An estimated 11 million metric tons of plastic flowed into our aquatic ecosystems, and 80 per cent of wastewater was untreated, largely flowing to our water bodies. The continuous growth in the amount of solid waste thrown away, the lack of recycling worldwide (approximately only eight per cent), and the prolonged rate of degradation of most items are leading to an increase in marine litter found at sea, on the seafloor, and on coastal shores. It is an economic, environmental, human health, and aesthetic problem posing a complex and multi-dimensional challenge.
“The world is on fire,” Momoa said somberly. “Huge rivers across the globe are drying up, droughts are lasting decades, and icebergs are melting. The climate, biodiversity and pollution emergency is happening before our eyes, and it’s on us to create change. The time to act is now.”
As ocean literacy improves and awareness increases, we have both the scientific knowledge and the know-how to take action and make a change—but we can only succeed if leaders pay attention, and that will happen when people pay attention. The good news is that Momoa, with his on and off-camera charisma and unmistakable booming voice, is perfectly poised to bring awareness where it needs to be—starting with the industries that produce the most plastic waste.
“Several companies dominate the beverage and packaging industries, and to create the change we want, we need those companies to lead,” he explained. “I will encourage those companies to shift to business models that are more sustainable, understanding change doesn’t happen overnight, but I believe and hope we can agree to do better. I want to put my energy into big-picture change, strategically working with companies willing to listen, learn, and, ultimately, fundamentally change their businesses to help save the planet. I understand the immediate solutions won’t be perfect, but we must commit to doing the right thing—no more excuses.”
Hosted by UNEP, the Global Partnership on Marine Litter (GPML) is a multi-stakeholder partnership that brings together all actors working to prevent marine litter and plastic pollution.

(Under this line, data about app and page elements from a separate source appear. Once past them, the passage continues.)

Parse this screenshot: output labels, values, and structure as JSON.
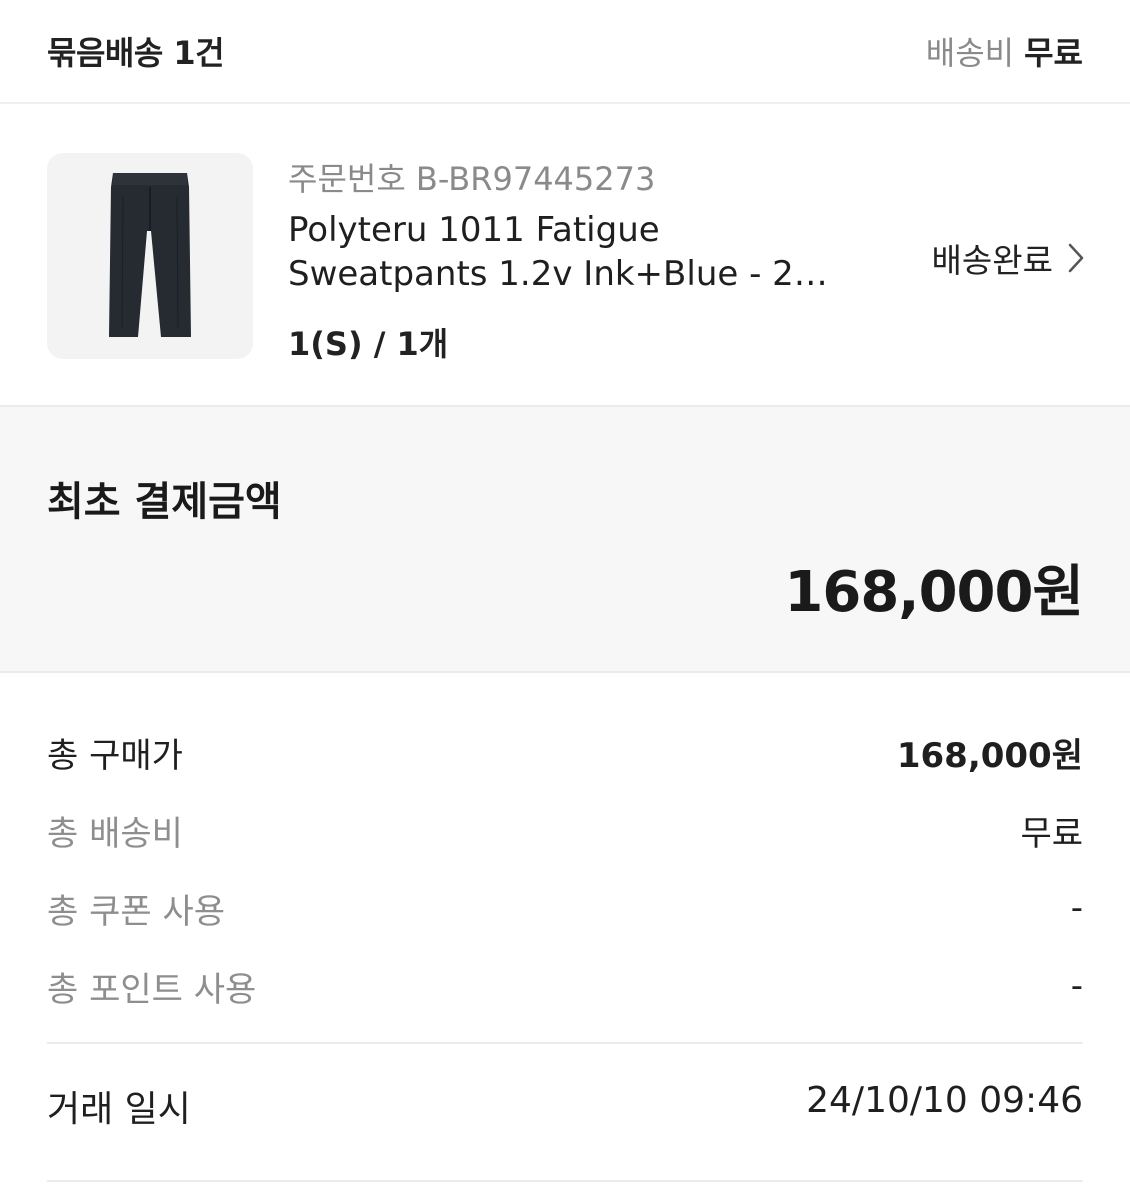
{
  "bundle": {
    "title": "묶음배송 1건",
    "shipping_label": "배송비",
    "shipping_value": "무료"
  },
  "item": {
    "order_number": "주문번호 B-BR97445273",
    "name_line1": "Polyteru 1011 Fatigue",
    "name_line2": "Sweatpants 1.2v Ink+Blue - 2…",
    "option": "1(S) / 1개",
    "status": "배송완료",
    "thumbnail_icon": "pants-image"
  },
  "payment": {
    "title": "최초 결제금액",
    "amount": "168,000원"
  },
  "summary": [
    {
      "key": "총 구매가",
      "value": "168,000원"
    },
    {
      "key": "총 배송비",
      "value": "무료"
    },
    {
      "key": "총 쿠폰 사용",
      "value": "-"
    },
    {
      "key": "총 포인트 사용",
      "value": "-"
    }
  ],
  "transaction": {
    "label": "거래 일시",
    "value": "24/10/10 09:46"
  }
}
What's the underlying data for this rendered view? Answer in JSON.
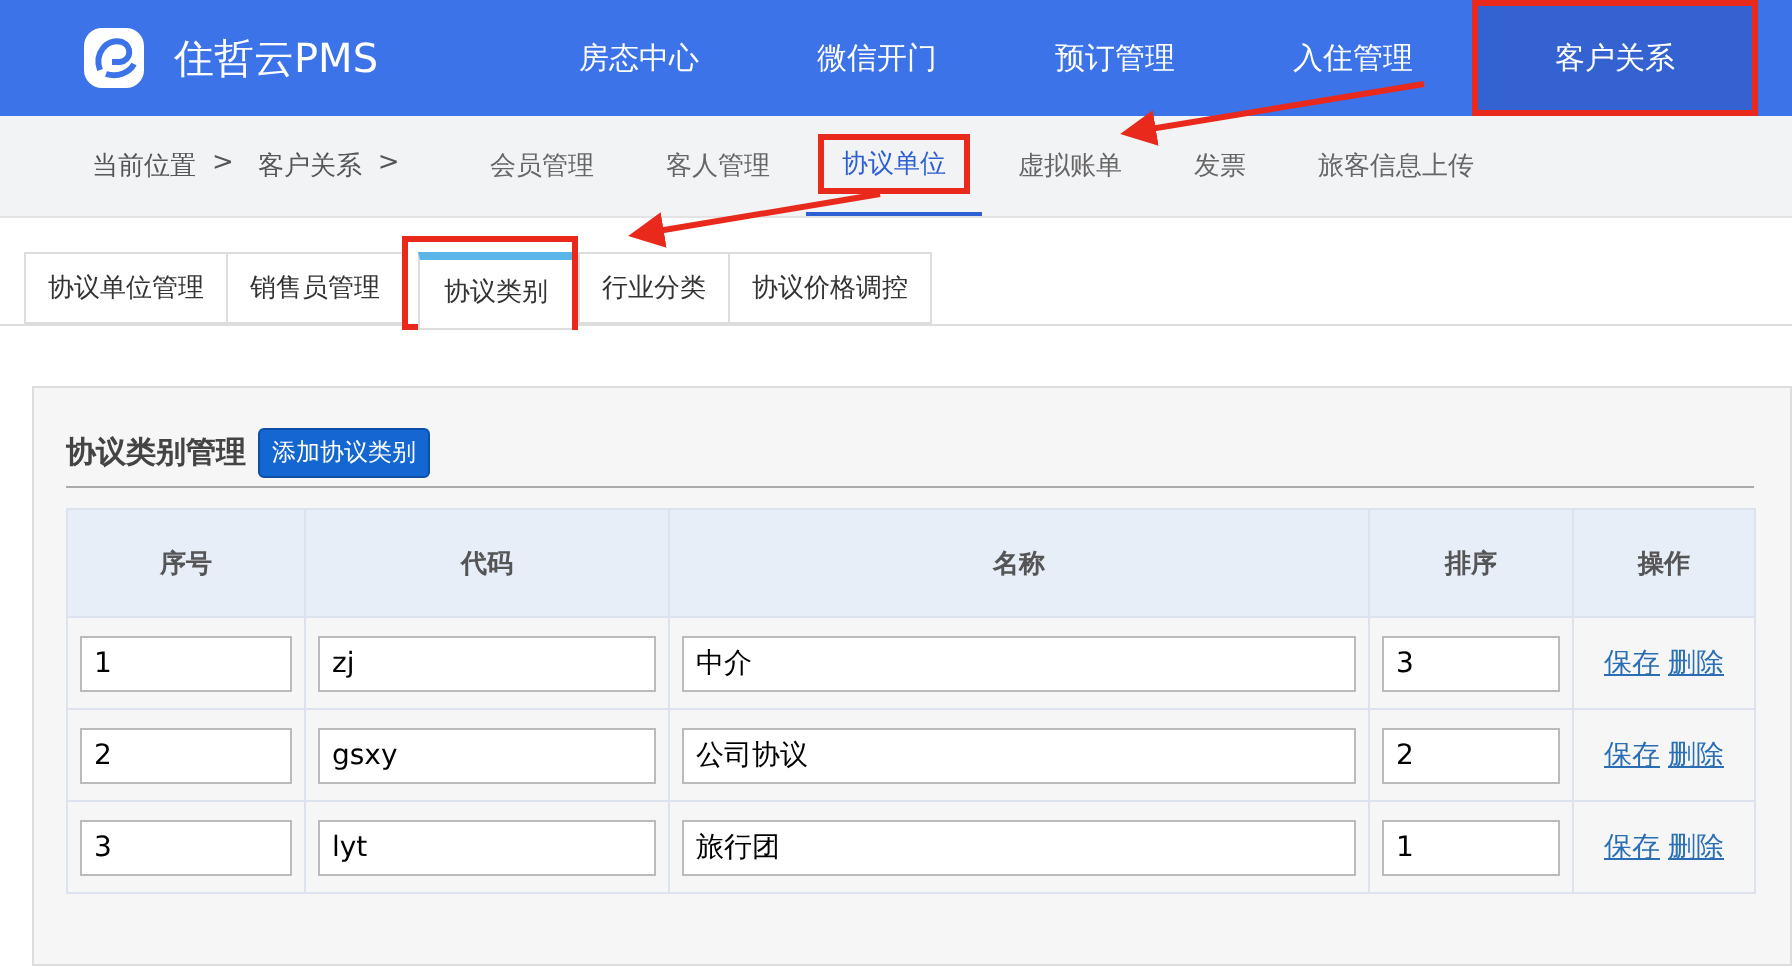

By providing a unique global platform to share knowledge and experience, partners can work together to create and advance solutions to this pressing global issue.
The GPML provides a platform to share science and case studies, advance research, reduce the leakage of plastics into the ocean through improved design, advance the application of the ‘3Rs’ principle (reduce, reuse, recycle), encourage ‘closed-loop’ systems and more circular production cycles, and maximize resource efficiency and minimization of waste generation.
“I have my work cut out for me,” Momoa said, “but who better to hold companies and industries accountable than Aquaman?”
Who indeed? Between his on and off-screen activism, Momoa has inspired moviegoers and environmental activists of all ages across the globe to be vocal about their passion for climate action—and he’s only getting started.
“We need to evaluate our own choices, including the products we purchase and the companies we support,” he shared. “Wonderful businesses are making beautiful products not wrapped in plastic. I’m all about cutting out single-use plastic from our lives and getting businesses to work towards circularity and renewable product life cycles. I have the great honour and responsibility to reach many people who want to learn more about environmental issues and how they can help.
“For example, to celebrate Earth Day, I posted fun and silly videos to my Instagram highlighting different ways you can make changes to benefit our beautiful planet like swapping a plastic water bottle for aluminum or reusable bottles or changing out your deodorant, shampoo, body wash products that are typically in plastic packaging for sustainable options. If everyone makes little changes in their lives, it creates one massive wave of change. We must be kind to Mother Earth. Mahalo to everyone who is making waves!”
Any entity working to address marine litter and microplastics can become a member of the GPML. The time for change is now—join us!